As more and more people are talking about ways to cope with mental health, writing has become a popular option. This is not surprising since writing allows us to escape into our world, a world we can freely explore and control without fear.
My grandfather was shot when I was 15 years old.
It was a normal day at school. My physics teacher was droning on, and I was barely paying attention.
I couldn’t get rid of the feeling that something terrible was about to happen.
Then, my phone rang.
It was my mum. She never called while I was at school so I instantly knew something bad had happened.
With my heart pounding in my chest, I answered the phone. ‘Your grandpa was shot by some robbers,’ she said.
My whole world stopped. Everything that happened afterwards was a blur.
But I do remember two things: first, going to the hospital and seeing my grandpa lying in that bed, looking so small and vulnerable. Secondly, I remember that on that awful day, writing became my shelter from despair.
My grandfather survived, and so did my sanity. Despite the fact I’ve been writing since I can remember, it was only on that day I realised that writing is an excellent coping mechanism.
Journaling, for example, has become popular in the last few years because writing about what’s on our minds has been proven to relieve stress and anxiety.
Creative writing can also help our well-being. What’s more, whatever you’re dealing with can inspire you.
Acclaimed author J.K. Rowling was inspired by her depression to create the dementors for her Harry Potter Saga.
Sylvia Plath used her mental health issues to create Esther, the main character in her 1963 novel, The Bell Jar.
I learnt three lessons from my experience on that day.
Don’t Think. Just Write.
Do you have a piece of paper and a pen? Great. Oh, do you prefer typing on your laptop? Brilliant. Now you have everything you need to write.

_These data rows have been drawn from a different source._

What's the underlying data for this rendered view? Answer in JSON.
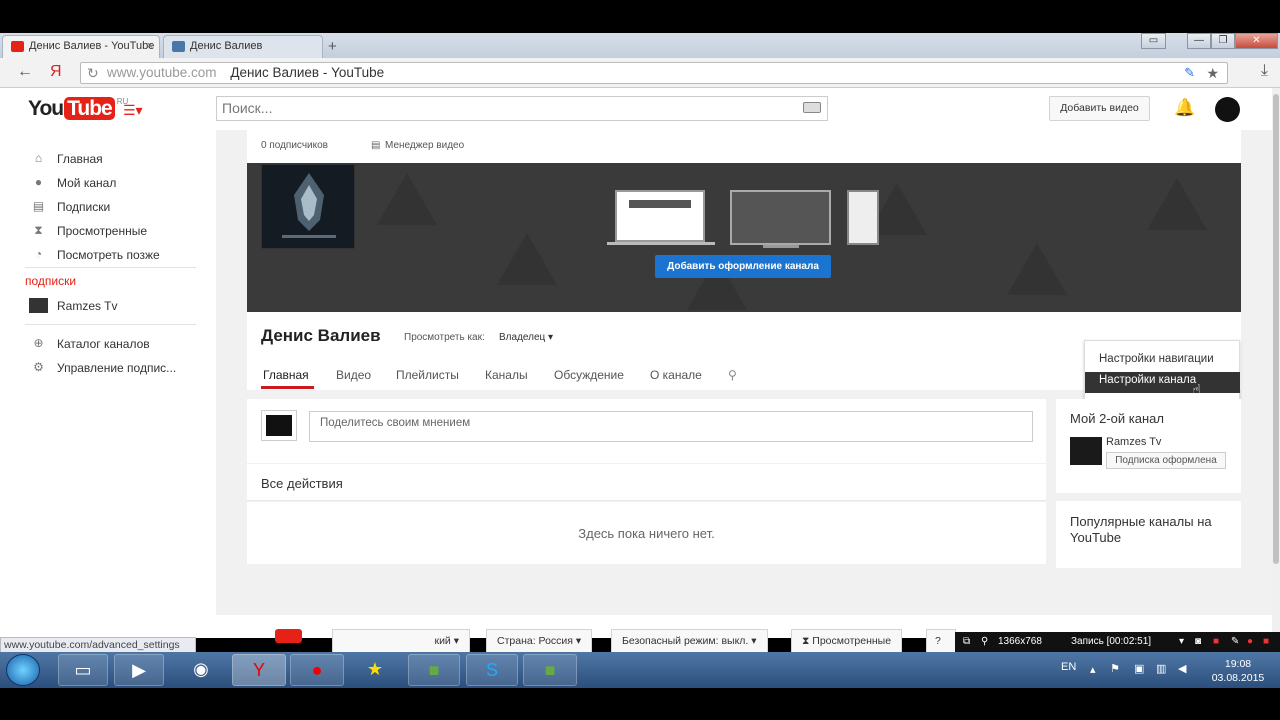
{
  "browser": {
    "tabs": [
      {
        "label": "Денис Валиев - YouTube",
        "close": "×"
      },
      {
        "label": "Денис Валиев"
      }
    ],
    "new_tab": "+",
    "back": "←",
    "yandex": "Я",
    "url_domain": "www.youtube.com",
    "url_title": "Денис Валиев - YouTube",
    "window_controls": [
      "▭",
      "—",
      "❐",
      "✕"
    ]
  },
  "masthead": {
    "logo_you": "You",
    "logo_tube": "Tube",
    "logo_region": "RU",
    "search_placeholder": "Поиск...",
    "upload_label": "Добавить видео"
  },
  "guide": {
    "items": [
      {
        "label": "Главная",
        "icon": "home-icon"
      },
      {
        "label": "Мой канал",
        "icon": "user-icon"
      },
      {
        "label": "Подписки",
        "icon": "subscriptions-icon"
      },
      {
        "label": "Просмотренные",
        "icon": "hourglass-icon"
      },
      {
        "label": "Посмотреть позже",
        "icon": "clock-icon"
      }
    ],
    "section_title": "подписки",
    "subscriptions": [
      {
        "label": "Ramzes Tv"
      }
    ],
    "bottom_items": [
      {
        "label": "Каталог каналов",
        "icon": "plus-circle-icon"
      },
      {
        "label": "Управление подпис...",
        "icon": "gear-icon"
      }
    ]
  },
  "channel": {
    "subscribers": "0 подписчиков",
    "video_manager": "Менеджер видео",
    "add_art_button": "Добавить оформление канала",
    "name": "Денис Валиев",
    "view_as_label": "Просмотреть как:",
    "view_as_value": "Владелец",
    "tabs": [
      "Главная",
      "Видео",
      "Плейлисты",
      "Каналы",
      "Обсуждение",
      "О канале"
    ],
    "active_tab": "Главная"
  },
  "settings_menu": {
    "items": [
      "Настройки навигации",
      "Настройки канала"
    ],
    "selected": "Настройки канала"
  },
  "feed": {
    "share_placeholder": "Поделитесь своим мнением",
    "all_activity_title": "Все действия",
    "empty_message": "Здесь пока ничего нет."
  },
  "sidebar": {
    "second_channel_title": "Мой 2-ой канал",
    "second_channel_name": "Ramzes Tv",
    "subscribed_label": "Подписка оформлена",
    "popular_title": "Популярные каналы на YouTube"
  },
  "footer": {
    "language_label": "кий",
    "country_label": "Страна: Россия",
    "safe_mode_label": "Безопасный режим: выкл.",
    "history_label": "Просмотренные"
  },
  "status_url": "www.youtube.com/advanced_settings",
  "recorder": {
    "resolution": "1366x768",
    "record_label": "Запись [00:02:51]"
  },
  "taskbar": {
    "language": "EN",
    "time": "19:08",
    "date": "03.08.2015"
  },
  "colors": {
    "youtube_red": "#e62117",
    "accent_blue": "#1b75d0",
    "taskbar": "#2c4f7c"
  }
}
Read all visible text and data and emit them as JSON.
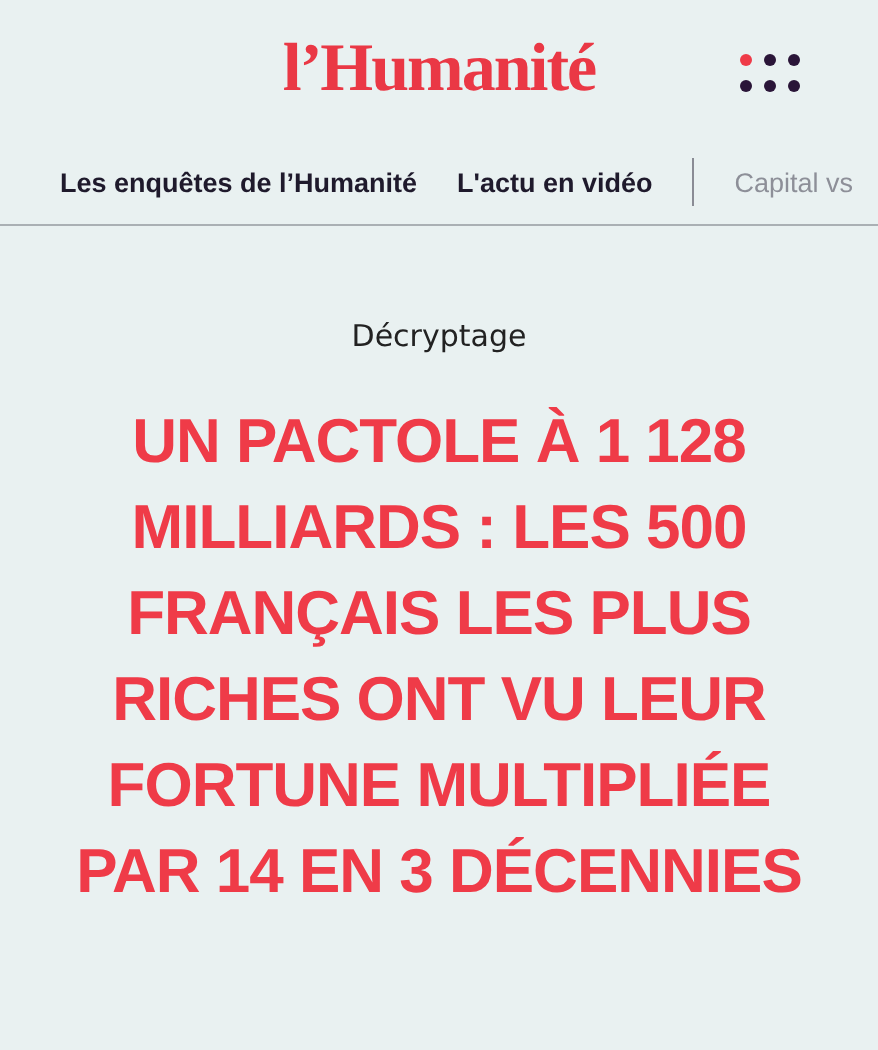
{
  "header": {
    "logo": "l’Humanité"
  },
  "nav": {
    "primary": [
      "Les enquêtes de l’Humanité",
      "L'actu en vidéo"
    ],
    "secondary": [
      "Capital vs"
    ]
  },
  "article": {
    "category": "Décryptage",
    "title": "UN PACTOLE À 1 128 MILLIARDS : LES 500 FRANÇAIS LES PLUS RICHES ONT VU LEUR FORTUNE MULTIPLIÉE PAR 14 EN 3 DÉCENNIES"
  }
}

Don’t overthink it. We all know first drafts are not the best. If we start writing with the idea that your draft has to be perfect from the beginning, our creativity dies.
In his book, On Writing: A Memoir of the Craft, Stephen King says, ‘The scariest moment is always just before you start.’ So just start writing.
It doesn’t matter if it’s bad or it doesn’t make any sense. Just let the words out.
Write Without Fear
In her book, Writing Down the Bones: Freeing the Writer Within, Natalie Goldberg says we should dive into what’s scary or naked if that comes up in our writing.
Maybe you are dealing with issues like depression or anxiety, and you create a character who is experiencing those same issues. Maybe it’s scary when the story becomes too personal. You are sharing a part of yourself for the whole world to see, and that can be frightening because you are exposing yourself.
But you don’t know who you could help with your authenticity, so don’t be scared to be raw and real with your words.
Have a Writing Routine
And don’t have one at the same time.
Confused? Ok, let me explain.
That day I felt my world was falling apart I NEEDED to write.
Don’t get me wrong; I’m all for having a daily writing routine, especially because it can be incredibly helpful if you haven’t written anything in a while or you are second-guessing yourself and your writing abilities.
But inspiration sometimes hits us when we least expect it, so do yourself a favour and carry a notepad with you everywhere.
Who knows? The next great literary work may come from it.
About the Author
Danni Perdomo is a UK-based writer with an overthinking problem that she (somehow) manages to use to her advantage to write articles. She loves to write about mental health, well-being, introversion, and personal development. When Danni is not writing, you can find her reading books in one sitting, listening to old school rock or baking too much for her own sanity.